When did you last snooze a reminder? Was it this morning or just a few minutes ago? Or, do you not even use the reminder-function?
A client asked me the other day about how to turn off the reminder-box which pops up when he opens Outlook. This got me thinking.
I can really understand how he wants to get rid of it since he does not wish to be reminded when it is comes up. Yet, we did in fact ask to be reminded when we set the reminder in the first place.
Just in time?
How many of all the world’s computer- and cell phone-reminders actually sound the alarm when we want to be reminded? Some do, but if I am to draw some conclusions from what I hear from my mentees, most do not. Thereof comes all this snoozing since we are not actually interested in being reminded when the reminder sounds.
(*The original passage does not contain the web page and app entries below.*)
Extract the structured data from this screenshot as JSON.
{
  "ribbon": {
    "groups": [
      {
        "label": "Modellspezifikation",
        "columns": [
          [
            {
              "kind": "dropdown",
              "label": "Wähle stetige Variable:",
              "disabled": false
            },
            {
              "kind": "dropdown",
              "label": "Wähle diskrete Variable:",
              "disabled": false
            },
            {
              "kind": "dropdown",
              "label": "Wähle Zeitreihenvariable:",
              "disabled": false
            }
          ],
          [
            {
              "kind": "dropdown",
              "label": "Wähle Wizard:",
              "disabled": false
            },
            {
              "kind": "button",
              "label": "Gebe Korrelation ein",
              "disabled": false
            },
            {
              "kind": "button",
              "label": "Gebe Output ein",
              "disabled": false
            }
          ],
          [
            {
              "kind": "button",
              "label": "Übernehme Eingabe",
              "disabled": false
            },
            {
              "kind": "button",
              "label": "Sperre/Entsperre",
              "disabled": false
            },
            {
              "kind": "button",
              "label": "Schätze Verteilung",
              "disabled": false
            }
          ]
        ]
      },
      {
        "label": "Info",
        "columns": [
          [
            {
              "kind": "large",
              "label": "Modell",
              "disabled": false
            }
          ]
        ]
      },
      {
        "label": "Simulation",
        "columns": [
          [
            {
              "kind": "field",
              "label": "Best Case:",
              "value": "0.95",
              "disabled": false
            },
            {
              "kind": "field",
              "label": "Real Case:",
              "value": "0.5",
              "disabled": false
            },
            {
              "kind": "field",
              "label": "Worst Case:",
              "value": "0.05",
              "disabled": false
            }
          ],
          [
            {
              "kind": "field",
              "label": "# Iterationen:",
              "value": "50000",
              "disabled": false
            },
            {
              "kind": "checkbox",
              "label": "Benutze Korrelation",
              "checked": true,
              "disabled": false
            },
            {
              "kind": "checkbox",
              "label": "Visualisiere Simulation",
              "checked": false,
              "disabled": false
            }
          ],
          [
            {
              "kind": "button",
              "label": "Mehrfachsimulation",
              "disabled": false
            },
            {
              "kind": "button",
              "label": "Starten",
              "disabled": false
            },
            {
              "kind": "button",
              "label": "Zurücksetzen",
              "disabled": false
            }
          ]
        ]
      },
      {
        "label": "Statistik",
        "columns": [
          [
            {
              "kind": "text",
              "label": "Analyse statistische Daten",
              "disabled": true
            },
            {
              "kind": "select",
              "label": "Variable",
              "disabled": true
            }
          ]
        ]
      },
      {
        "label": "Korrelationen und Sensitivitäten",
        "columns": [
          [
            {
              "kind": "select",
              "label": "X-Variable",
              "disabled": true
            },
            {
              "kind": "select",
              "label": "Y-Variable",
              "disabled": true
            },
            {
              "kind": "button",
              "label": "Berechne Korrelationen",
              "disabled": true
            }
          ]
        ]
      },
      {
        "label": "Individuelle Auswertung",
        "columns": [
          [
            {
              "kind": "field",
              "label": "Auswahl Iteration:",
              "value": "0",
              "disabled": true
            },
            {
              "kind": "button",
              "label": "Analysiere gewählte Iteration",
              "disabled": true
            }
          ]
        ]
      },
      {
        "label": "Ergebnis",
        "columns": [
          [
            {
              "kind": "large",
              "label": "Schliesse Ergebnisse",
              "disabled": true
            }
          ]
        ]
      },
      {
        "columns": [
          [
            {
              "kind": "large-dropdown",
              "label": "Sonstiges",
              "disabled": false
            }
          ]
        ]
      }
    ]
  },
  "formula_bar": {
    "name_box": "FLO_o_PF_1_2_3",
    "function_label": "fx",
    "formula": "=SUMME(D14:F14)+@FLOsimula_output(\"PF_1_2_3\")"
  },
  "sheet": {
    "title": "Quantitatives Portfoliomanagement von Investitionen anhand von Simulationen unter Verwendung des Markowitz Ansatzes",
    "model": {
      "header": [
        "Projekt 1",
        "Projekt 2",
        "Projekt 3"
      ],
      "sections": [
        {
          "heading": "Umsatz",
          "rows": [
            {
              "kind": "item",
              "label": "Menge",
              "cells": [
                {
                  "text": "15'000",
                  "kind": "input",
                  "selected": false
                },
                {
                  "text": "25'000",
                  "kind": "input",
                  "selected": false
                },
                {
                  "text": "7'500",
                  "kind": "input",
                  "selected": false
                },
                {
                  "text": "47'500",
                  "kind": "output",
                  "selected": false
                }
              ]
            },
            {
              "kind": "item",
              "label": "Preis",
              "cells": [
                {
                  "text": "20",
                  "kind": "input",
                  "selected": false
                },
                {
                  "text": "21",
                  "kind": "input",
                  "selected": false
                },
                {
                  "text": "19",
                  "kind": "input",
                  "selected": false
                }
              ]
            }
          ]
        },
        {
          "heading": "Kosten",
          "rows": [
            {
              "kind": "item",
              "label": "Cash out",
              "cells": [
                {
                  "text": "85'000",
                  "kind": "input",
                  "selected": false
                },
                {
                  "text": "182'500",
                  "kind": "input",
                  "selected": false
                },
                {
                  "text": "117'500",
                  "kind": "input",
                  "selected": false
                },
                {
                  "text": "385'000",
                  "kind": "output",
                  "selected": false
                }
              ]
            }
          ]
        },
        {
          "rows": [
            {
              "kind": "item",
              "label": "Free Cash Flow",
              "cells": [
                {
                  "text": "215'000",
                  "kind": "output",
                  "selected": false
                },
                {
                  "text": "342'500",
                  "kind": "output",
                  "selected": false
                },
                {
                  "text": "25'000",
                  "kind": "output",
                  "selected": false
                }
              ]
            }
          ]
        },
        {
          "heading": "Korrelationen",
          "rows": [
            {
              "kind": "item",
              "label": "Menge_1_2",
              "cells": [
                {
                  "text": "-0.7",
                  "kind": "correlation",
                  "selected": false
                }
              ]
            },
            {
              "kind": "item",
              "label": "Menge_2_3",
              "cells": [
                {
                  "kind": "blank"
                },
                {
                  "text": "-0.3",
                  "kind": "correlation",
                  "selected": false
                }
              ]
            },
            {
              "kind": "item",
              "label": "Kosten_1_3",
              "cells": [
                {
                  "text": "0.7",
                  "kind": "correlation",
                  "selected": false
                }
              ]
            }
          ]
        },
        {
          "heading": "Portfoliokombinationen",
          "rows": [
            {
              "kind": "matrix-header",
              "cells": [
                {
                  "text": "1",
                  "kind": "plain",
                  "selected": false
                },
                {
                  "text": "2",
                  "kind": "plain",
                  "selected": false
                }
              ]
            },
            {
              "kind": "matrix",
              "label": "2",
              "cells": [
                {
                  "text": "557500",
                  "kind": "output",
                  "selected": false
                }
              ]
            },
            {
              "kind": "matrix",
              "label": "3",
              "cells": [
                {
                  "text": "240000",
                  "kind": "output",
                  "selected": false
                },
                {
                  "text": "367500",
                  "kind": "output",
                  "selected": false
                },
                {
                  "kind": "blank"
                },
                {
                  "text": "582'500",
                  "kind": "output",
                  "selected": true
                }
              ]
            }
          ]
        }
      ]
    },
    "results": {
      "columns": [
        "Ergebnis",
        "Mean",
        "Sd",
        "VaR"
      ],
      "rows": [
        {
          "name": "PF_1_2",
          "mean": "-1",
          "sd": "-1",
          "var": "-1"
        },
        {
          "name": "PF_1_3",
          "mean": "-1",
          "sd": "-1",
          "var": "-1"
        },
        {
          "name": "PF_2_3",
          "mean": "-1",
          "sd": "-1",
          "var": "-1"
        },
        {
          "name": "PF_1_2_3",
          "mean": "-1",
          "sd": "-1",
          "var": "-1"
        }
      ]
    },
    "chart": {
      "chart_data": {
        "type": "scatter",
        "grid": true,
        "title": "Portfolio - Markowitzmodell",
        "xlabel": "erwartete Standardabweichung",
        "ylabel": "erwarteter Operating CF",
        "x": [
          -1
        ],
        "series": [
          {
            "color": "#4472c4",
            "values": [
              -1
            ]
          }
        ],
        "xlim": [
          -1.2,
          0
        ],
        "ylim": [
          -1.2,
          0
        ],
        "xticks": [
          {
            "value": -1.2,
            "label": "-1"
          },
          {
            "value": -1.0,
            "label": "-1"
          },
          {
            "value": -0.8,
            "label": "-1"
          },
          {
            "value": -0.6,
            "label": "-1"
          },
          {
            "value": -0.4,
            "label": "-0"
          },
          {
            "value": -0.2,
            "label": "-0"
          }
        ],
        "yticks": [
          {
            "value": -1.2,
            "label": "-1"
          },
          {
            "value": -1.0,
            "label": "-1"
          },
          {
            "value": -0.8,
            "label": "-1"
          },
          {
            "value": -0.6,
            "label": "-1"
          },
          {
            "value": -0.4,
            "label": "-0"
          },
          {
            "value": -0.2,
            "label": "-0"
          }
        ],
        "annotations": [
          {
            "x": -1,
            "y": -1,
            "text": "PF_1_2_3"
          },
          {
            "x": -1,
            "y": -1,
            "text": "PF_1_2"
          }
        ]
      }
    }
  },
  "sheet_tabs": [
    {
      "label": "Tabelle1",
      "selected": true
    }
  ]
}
Reminders, notifications and other notification sounds which go off when we do not want them to are only distracting us. They disturb us in what we are currently doing and make us lose focus.
Some are truly valuable
But, reminders in themselves are not ineffectual. They can, if used correctly and in the appropriate context, be true lifesavers.
They help us the most when acting as triggers that make us switch task immediately. The reminders which are genuinely useful and which are the right ones to use the reminder-function for are for example reminders such as:
“Get up and go right now, otherwise you will not make it!”
“You have an important meeting in 30 minutes, so it is time to start preparing for that now.”
“This was the time when you promised to call the client.”
“You just received the urgent e-mail you have been expecting, so you will be able to continue working now.”
“You are currently in geographic proximity to that place where you wanted to go and do/ buy something when in the neighborhood.”
and, of course: ”Wake up! It is time to get up.”
And some you can skip
On the other hand, instead of having reminders that say ”The following tasks are due today”, practice starting every day with looking through your to-do-list (on your own initiative) when it suites you to do so.
Instead of being reminded that [pling!]”You e-mailed N one week ago today and you still have not received a reply”, make it a habit to quickly look through your waiting-for-list daily, on your own initiative and when it suits you best.
Get rid of as many reminders and notifications as you possibly can and which you do not actually need. You are probably reminded and notified enough as it is.
When you are reminded of something this week by hearing a reminder sound or seeing a pop-up notification, take a minute to consider if this reminder is actually necessary.
Were you reminded just when you needed to?
No? Do you really want to keep it then? Remove it if you are even remotely tempted to snooze it. How big is the chance that it pops up at the right time next time it rings – after you already snoozed it?
Nice to not be interrupted
If you from now on reevaluate your reminders you will end up with less inefficient reminders and you will snooze fewer of them. You will to a greater extent than before be in charge of when to look at your to-do-list or check your e-mail.
The reminders you choose to keep are kept for a good reason and you will enjoy how they actually help you not have to remember things you cannot afford to miss or forget.
You will have fewer sounds, interruptions and distractions, and be able to focus more. Good for you!
What do you want to be reminded of?
Did I forget an important reminder? Leave a comment and remind me!
Source: David Stiernholm
David Stiernholm is a trainer who teaches thousands of people every year in companies, government authorities, organizations and universities how to become more structured and attain a higher degree of personal efficiency.
“Information overload”, “too much going on”, “full email inbox”, “too
much on your plate”, “heavy workload”, “ASAP”, “piles that keep growing”, it has to get better soon… Yes, there are many ways to describe the chaotic life many of us lead at work. But, if we create a better structure at work, we will have more time for what matters most to us and to our business. Super Structured is based on a highly successful training program and is for anyone who wants to create a workday that runs smoother and with greater ease. In short chapters with useful advice and tips mixed with practical exercises, David Stiernholm teaches you how you can work in a more structured way through “organization”, “automation” and “focus”. The book gives you the tools, mindset, methods and routines that will make you more efficient, more flexible and actually happier.